The lander is sized like a large person, about 2 meters tall, and capable of carrying 155 kg of payload to the Moon's surface. From the time that NASA ordered the mission, Firefly will have had about 2.5 years to design and build the lander, Coogan said.
He is most excited about the spacecraft's potential to stream high-definition video from the surface of the Moon at 10 megabits per second. One camera, at the top of the spacecraft, will be set to track to Earth as it moves over the Moon, and its eclipse as it sets over the horizon. Coogan said he is eager to share such a view of our home planet with the entire world.>Advertisement
To date, NASA has selected six missions as part of the innovative commercial lunar payload program. The first two of these, built separately by Astrobotic and Intuitive Machines, may launch in 2022. If Blue Ghost holds to its production schedule, it should be the third or fourth private US mission to land on the Moon.
Firefly started as a launch company and attempted its first Alpha rocket launch in early September. The rocket failed after one of its first-stage engines shut off only seconds after launch, but the company is already well on its way toward a second attempt, said CEO Tom Markusic. The company plans to deliver hardware for its second flight to the launch site at Vandenberg Space Force Base in December and may attempt a launch as early as January 2022.
The company's rocket production process is strongly vertically integrated, so developing Blue Ghost has been a challenge in that it relies more heavily on external partners, Markusic said. For example, the spacecraft's engines are being built by a Ukrainian company, Flight Control. And the supply chain issues that have struck other industries have hit the aerospace sector as well.
"I'd say the supply chain is my biggest concern, but it’s not a serious concern," Markusic said about Blue Ghost's scheduled launch and lunar landing. "The way we’ve mitigated that is we’ve picked good partners and we’ve watched them carefully.

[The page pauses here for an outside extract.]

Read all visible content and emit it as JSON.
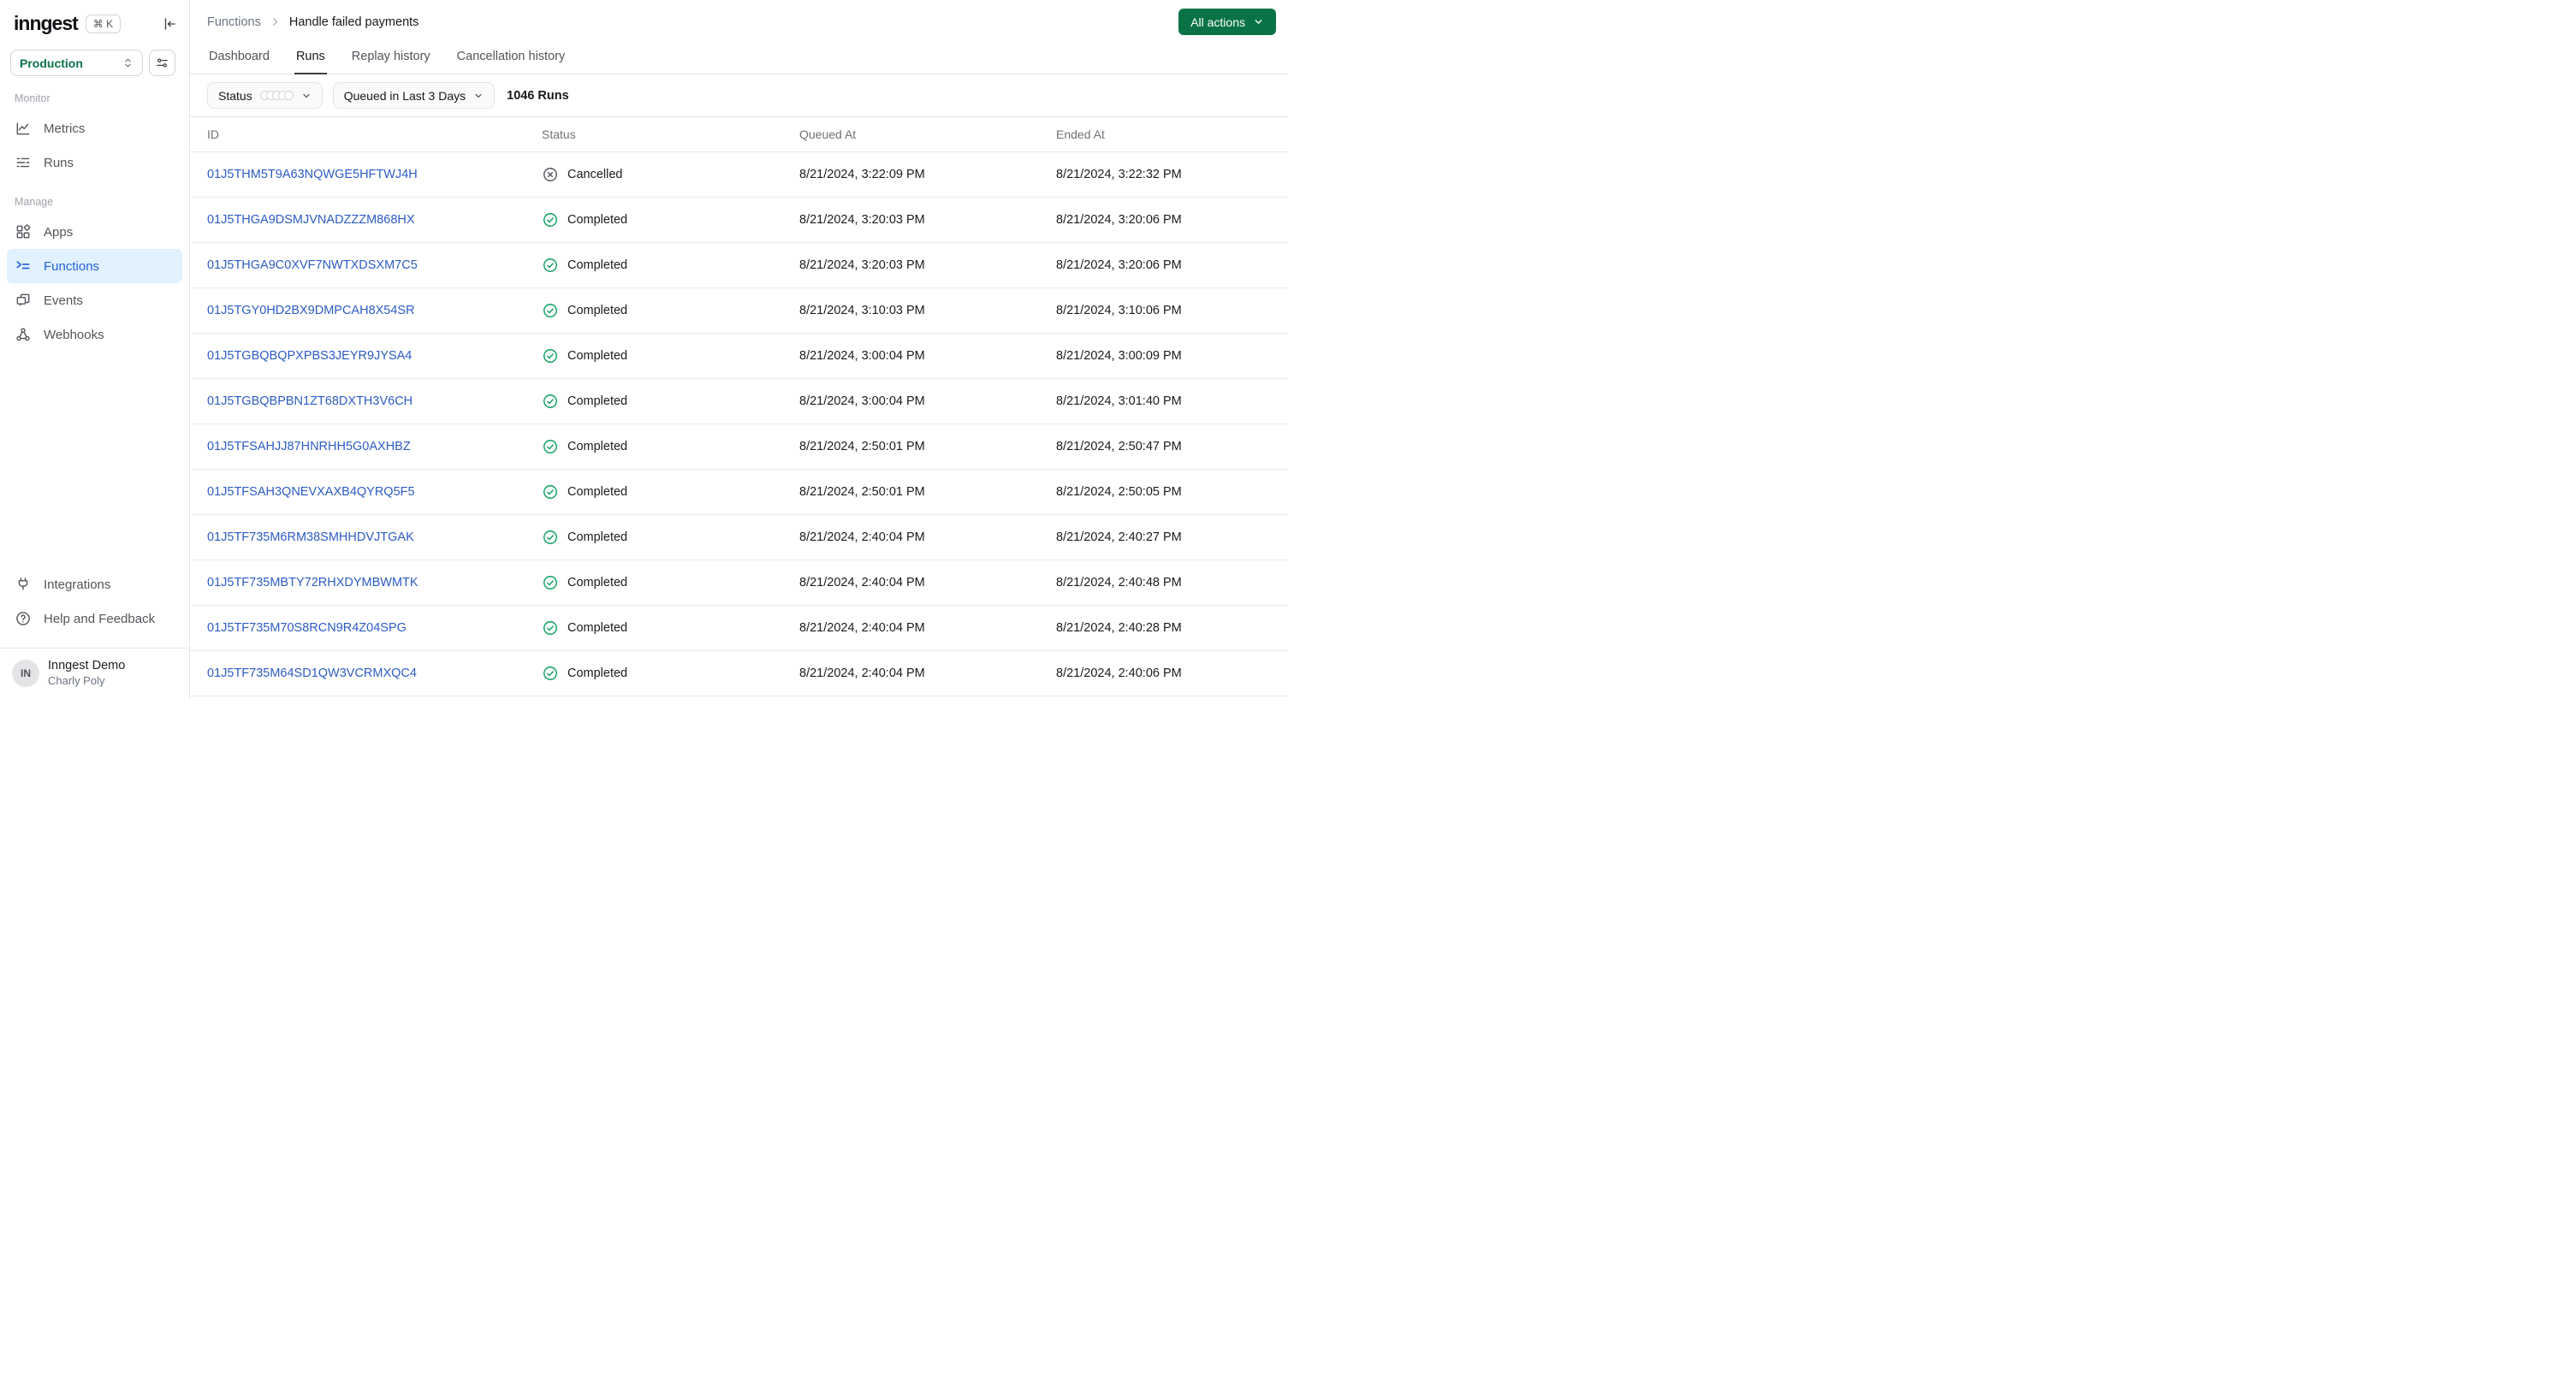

Overall I feel good."
Although he began Firefly to launch rockets, Markusic said he has realized that to scale in the space industry, a company needs to do more than launch. SpaceX, for example, has diversified beyond launch with its Dragon spacecraft and Starlink satellite businesses.
So in addition to developing a larger "Beta" rocket and the Blue Ghost lander, Firefly is also working on an in-space utility vehicle. The privately held company completed a round of Series A funding earlier this year and aims to raise an additional $100 million or more by the first quarter of 2023 to fund its ongoing development activities.
Source : https://arstechnica.com/science/2021/10/firefly-completes-design-of-moon-mission-aiming-for-2023-launch/787